THE PHEASANT EXPLAINED
The common pheasant (Phasianus colchicus) is a bird in the pheasant family (Phasianidae). It is native to Asia and has been widely introduced elsewhere as a game bird. In parts of its range, namely in places where none of its relatives occur such as in Europe (where it is naturalized), it is simply known as the “pheasant”. Ring-necked pheasant is both the name used for the species as a whole and also the collective name for a number of subspecies and their intergrades which have white neck rings.
Linguistic Origin. The word pheasant is derived from the ancient town of Phasis, the predecessor of the modern port city of Poti in Western Georgia.
More About Pheasant. It is a well-known gamebird, among those of more than regional importance perhaps the most widespread and ancient one in the whole world. The common pheasant is one of the world’s most hunted birds and it has been introduced for that purpose to many regions, and is also common on game farms where it is commercially bred. Ring-necked pheasants in particular are commonly bred and were introduced to many parts of the world; game farm stock can be considered semi-domesticated.

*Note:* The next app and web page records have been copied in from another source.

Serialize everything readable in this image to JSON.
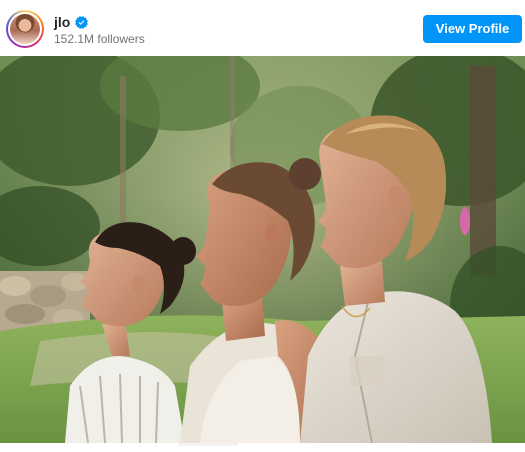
{
  "profile": {
    "username": "jlo",
    "followers": "152.1M followers",
    "verified": true,
    "avatar_icon": "profile-avatar",
    "verified_icon": "verified-badge-icon"
  },
  "actions": {
    "view_profile_label": "View Profile"
  },
  "colors": {
    "accent": "#0095f6",
    "text_primary": "#262626",
    "text_secondary": "#737373"
  },
  "photo": {
    "subject": "three women in profile in a garden"
  }
}
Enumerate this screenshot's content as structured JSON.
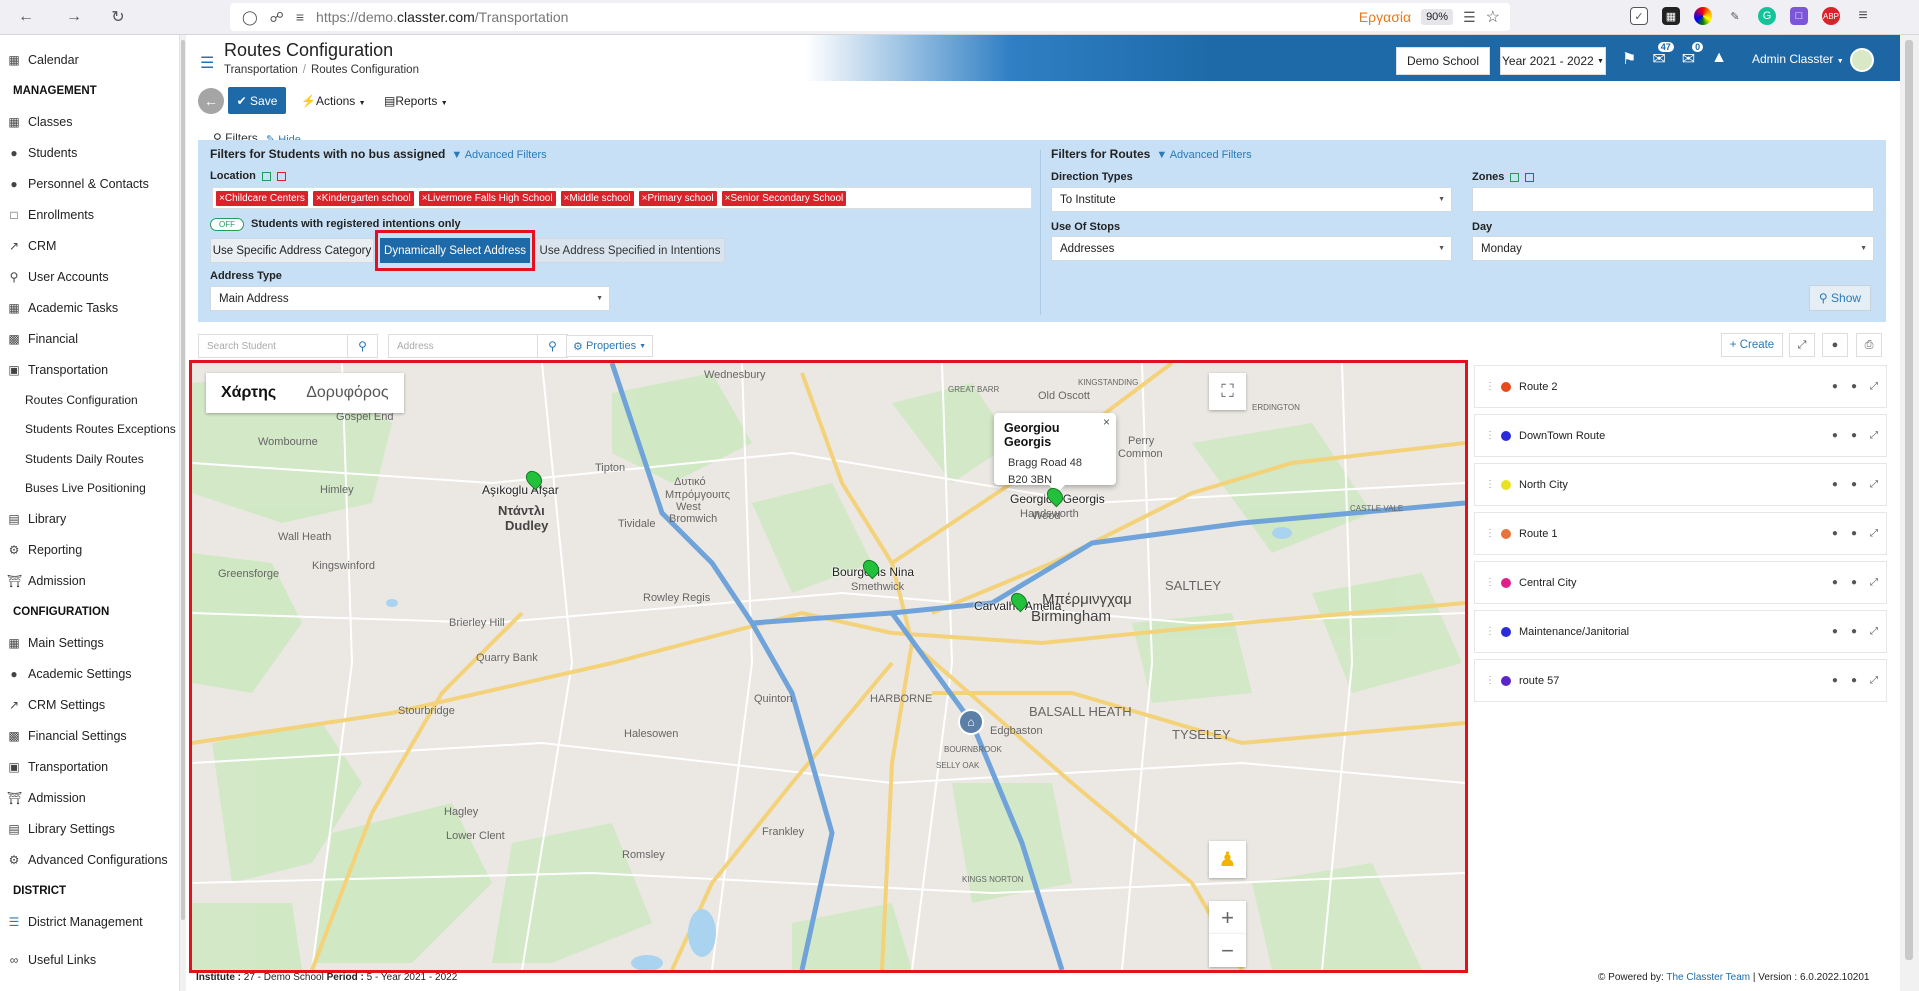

The ring-necked pheasant is the state bird of South Dakota, one of only three U.S. state birds that is not a species native to the United States.
In Australia, the most suitable breed for commercial meat production is the ‘True’ or Ringneck type, genus Phasianus. These pheasants, of which there are more than thirty species, are the oldest and best known of all pheasants. The Chinese Ringneck breed (Phasianus colchicus torquatus) or its mutants have the most contrasting colours of all ‘True’ pheasants. As with other pheasants, the male is brightly coloured while the female has much plainer markings.
Identification. Male. The head and neck of the male is bluish-green with a distinct white collar around the neck. The centre of the breast is a rich purplish-red, the sides are lighter and the flanks are pale yellow with large black markings. Tail feathers are olive yellow with broad black crossbars.
Female. The female has crown barred black and brown neck feathers, with chestnut borders. Breast and back feathers are mottled with a blackish-brown centre. The abdomen is pale brown. The tail feathers are marked with black and buff close wavy lines.
Temperament. Pheasants are very secretive birds and can easily be alarmed. They are generally not vocal but tend to squawk during the breeding season. Pheasants are similar in nature to peafowl, but wilder, and are not as placid as other species of poultry (indeed some species can be quite highly strung). Males can be aggressive and may attack victims with their sharp spurs. Male Reeve’s in particular have a reputation for being bad tempered and are not recommended for beginners or those with little experience keeping pheasants.
Some History. Most pheasants come from Asia, but due to the wholesale clearing of naturally timbered area, many species are on the endangered list. The Silver, Golden, Reeves and Lady Amherst pheasants are not included as endangered species.
In England, Pheasants were brought in from China and other parts of Asia, and used in Feudal times as a source of food. Naturally, the consumers were the Lords of the Manors, and not the peasants. Poaching of pheasants and other stock owned by the Lords was rife, and mostly punishable by death. As the rich became richer, the sport of hunting developed, and the animals were hunted merely for the sake of it. Many people poached these animals to eat as a way of objecting to the wasted food.
Lifespan. Pheasants are hardy birds, living from 15 years up to 25 years.
Game pheasants used for eating are a hybrid cross between Mongolians, Blacknecks and Chinese Ringnecks. The crossing produces meatier birds and also increases their egg laying productivity. Pheasants eggs are about half the size of a chicken and are good for cooking.
Hunting Method. Generally they are shot by hunters employing gun dogs to help find, flush, and retrieve shot birds. Retrievers, spaniels, and pointing breeds are used to hunt pheasants.